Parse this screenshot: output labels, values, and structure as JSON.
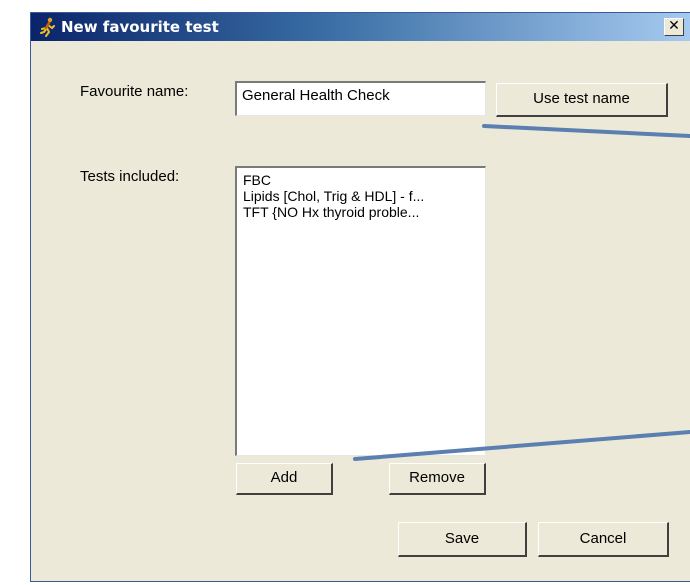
{
  "window": {
    "title": "New favourite test",
    "close_glyph": "✕",
    "icon": "runner-icon"
  },
  "form": {
    "name_label": "Favourite name:",
    "name_value": "General Health Check",
    "use_test_name_label": "Use test name",
    "tests_label": "Tests included:",
    "tests": [
      "FBC",
      "Lipids [Chol, Trig & HDL] - f...",
      "TFT {NO Hx thyroid proble..."
    ],
    "add_label": "Add",
    "remove_label": "Remove",
    "save_label": "Save",
    "cancel_label": "Cancel"
  },
  "colors": {
    "callout_line": "#5a7fb0",
    "dialog_bg": "#ece9d8",
    "titlebar_start": "#0a246a",
    "titlebar_end": "#a6caf0"
  }
}
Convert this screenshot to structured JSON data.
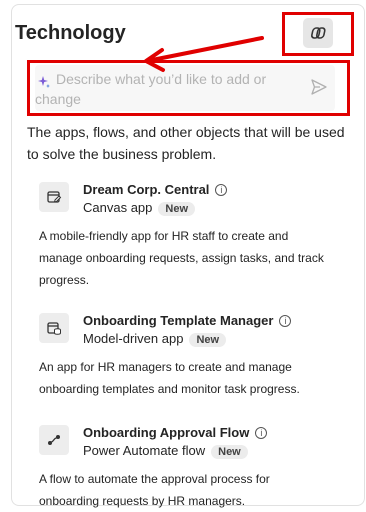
{
  "panel": {
    "title": "Technology",
    "prompt_placeholder": "Describe what you’d like to add or change",
    "description": "The apps, flows, and other objects that will be used to solve the business problem."
  },
  "items": [
    {
      "name": "Dream Corp. Central",
      "type": "Canvas app",
      "badge": "New",
      "description": "A mobile-friendly app for HR staff to create and manage onboarding requests, assign tasks, and track progress."
    },
    {
      "name": "Onboarding Template Manager",
      "type": "Model-driven app",
      "badge": "New",
      "description": "An app for HR managers to create and manage onboarding templates and monitor task progress."
    },
    {
      "name": "Onboarding Approval Flow",
      "type": "Power Automate flow",
      "badge": "New",
      "description": "A flow to automate the approval process for onboarding requests by HR managers."
    }
  ],
  "colors": {
    "highlight": "#e00000",
    "accent_spark": "#7b5cd6"
  }
}
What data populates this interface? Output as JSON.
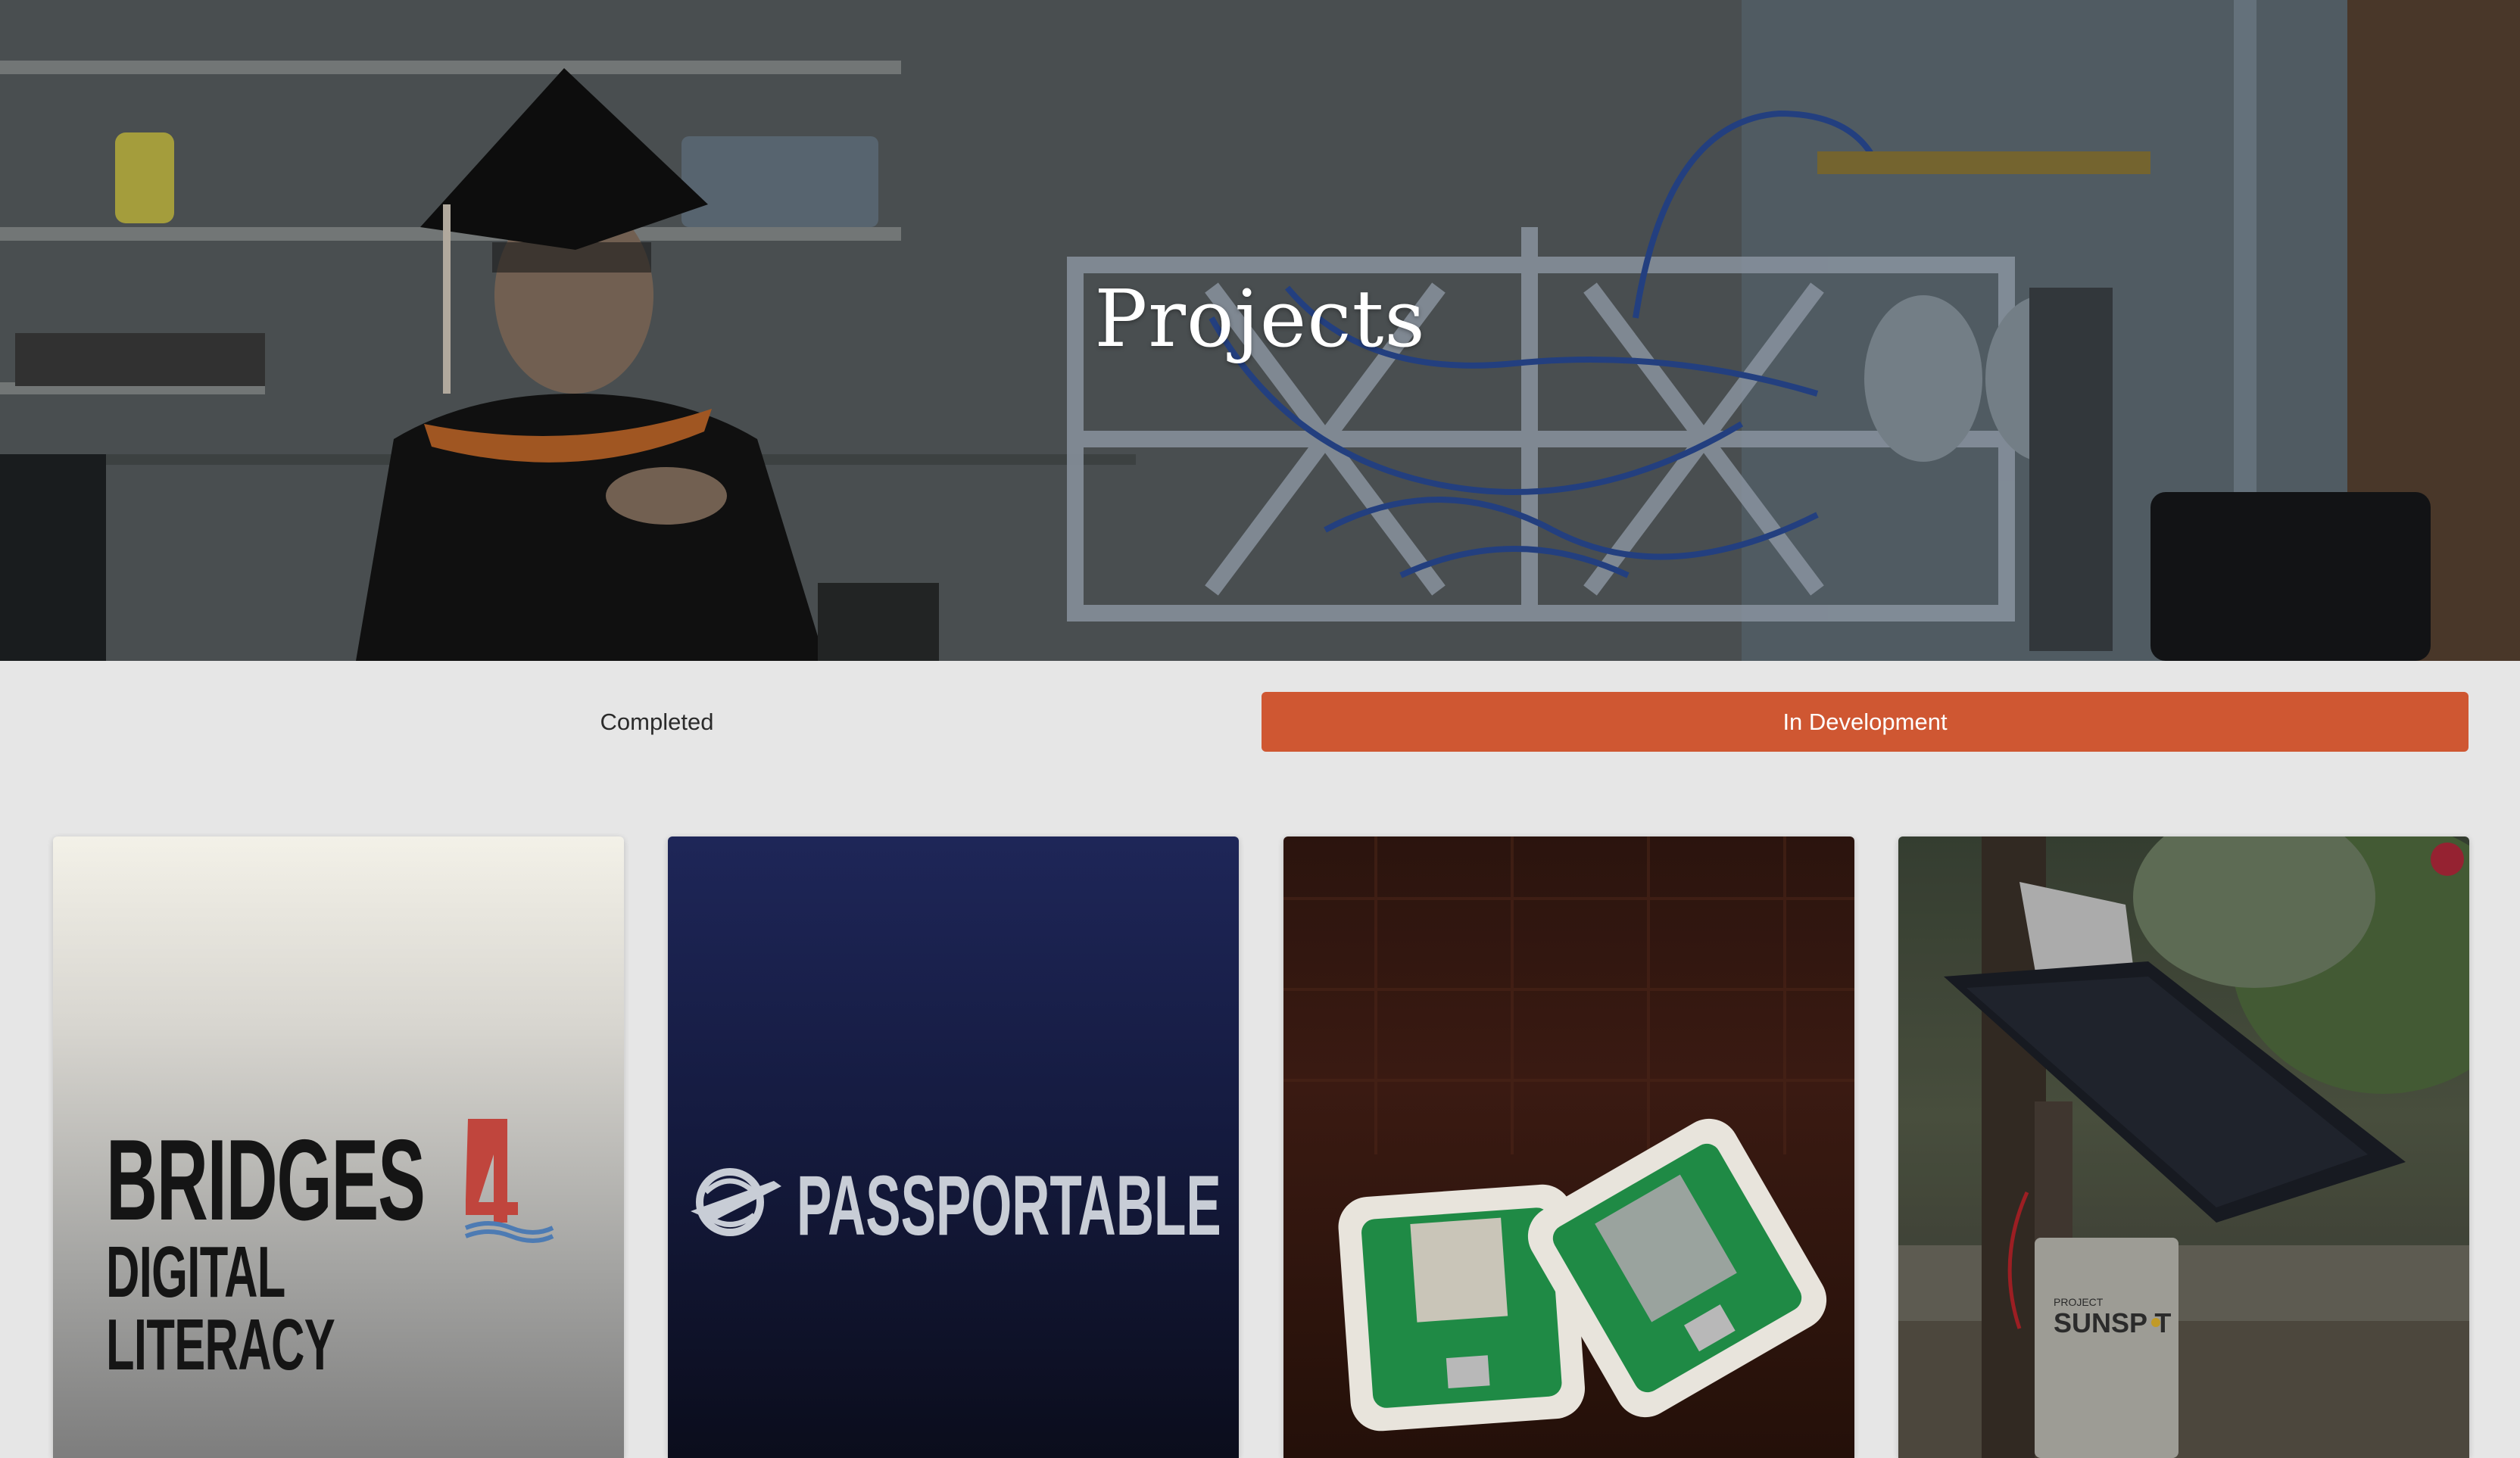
{
  "hero": {
    "title": "Projects"
  },
  "tabs": [
    {
      "label": "Completed",
      "active": false
    },
    {
      "label": "In Development",
      "active": true
    }
  ],
  "accent_color": "#cf5732",
  "cards": [
    {
      "logo_line1": "BRIDGES",
      "logo_line2": "DIGITAL LITERACY",
      "logo_icon": "bridge-4-icon"
    },
    {
      "logo_text": "PASSPORTABLE",
      "logo_icon": "globe-plane-icon"
    },
    {
      "image": "green-circuit-boards-in-white-cases"
    },
    {
      "image": "solar-panel-on-tree",
      "box_label_small": "PROJECT",
      "box_label": "SUNSP  T"
    }
  ]
}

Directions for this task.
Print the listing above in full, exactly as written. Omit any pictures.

Output below.
Parse this screenshot: output labels, values, and structure as JSON.
{
  "window": {
    "title": "New favourite test",
    "close_glyph": "✕",
    "icon": "runner-icon"
  },
  "form": {
    "name_label": "Favourite name:",
    "name_value": "General Health Check",
    "use_test_name_label": "Use test name",
    "tests_label": "Tests included:",
    "tests": [
      "FBC",
      "Lipids [Chol, Trig & HDL] - f...",
      "TFT {NO Hx thyroid proble..."
    ],
    "add_label": "Add",
    "remove_label": "Remove",
    "save_label": "Save",
    "cancel_label": "Cancel"
  },
  "colors": {
    "callout_line": "#5a7fb0",
    "dialog_bg": "#ece9d8",
    "titlebar_start": "#0a246a",
    "titlebar_end": "#a6caf0"
  }
}
Convert this screenshot to structured JSON data.
{
  "panel": {
    "title": "Technology",
    "prompt_placeholder": "Describe what you’d like to add or change",
    "description": "The apps, flows, and other objects that will be used to solve the business problem."
  },
  "items": [
    {
      "name": "Dream Corp. Central",
      "type": "Canvas app",
      "badge": "New",
      "description": "A mobile-friendly app for HR staff to create and manage onboarding requests, assign tasks, and track progress."
    },
    {
      "name": "Onboarding Template Manager",
      "type": "Model-driven app",
      "badge": "New",
      "description": "An app for HR managers to create and manage onboarding templates and monitor task progress."
    },
    {
      "name": "Onboarding Approval Flow",
      "type": "Power Automate flow",
      "badge": "New",
      "description": "A flow to automate the approval process for onboarding requests by HR managers."
    }
  ],
  "colors": {
    "highlight": "#e00000",
    "accent_spark": "#7b5cd6"
  }
}
What data populates this interface? Output as JSON.
{
  "hero": {
    "title": "Projects"
  },
  "tabs": [
    {
      "label": "Completed",
      "active": false
    },
    {
      "label": "In Development",
      "active": true
    }
  ],
  "accent_color": "#cf5732",
  "cards": [
    {
      "logo_line1": "BRIDGES",
      "logo_line2": "DIGITAL LITERACY",
      "logo_icon": "bridge-4-icon"
    },
    {
      "logo_text": "PASSPORTABLE",
      "logo_icon": "globe-plane-icon"
    },
    {
      "image": "green-circuit-boards-in-white-cases"
    },
    {
      "image": "solar-panel-on-tree",
      "box_label_small": "PROJECT",
      "box_label": "SUNSP  T"
    }
  ]
}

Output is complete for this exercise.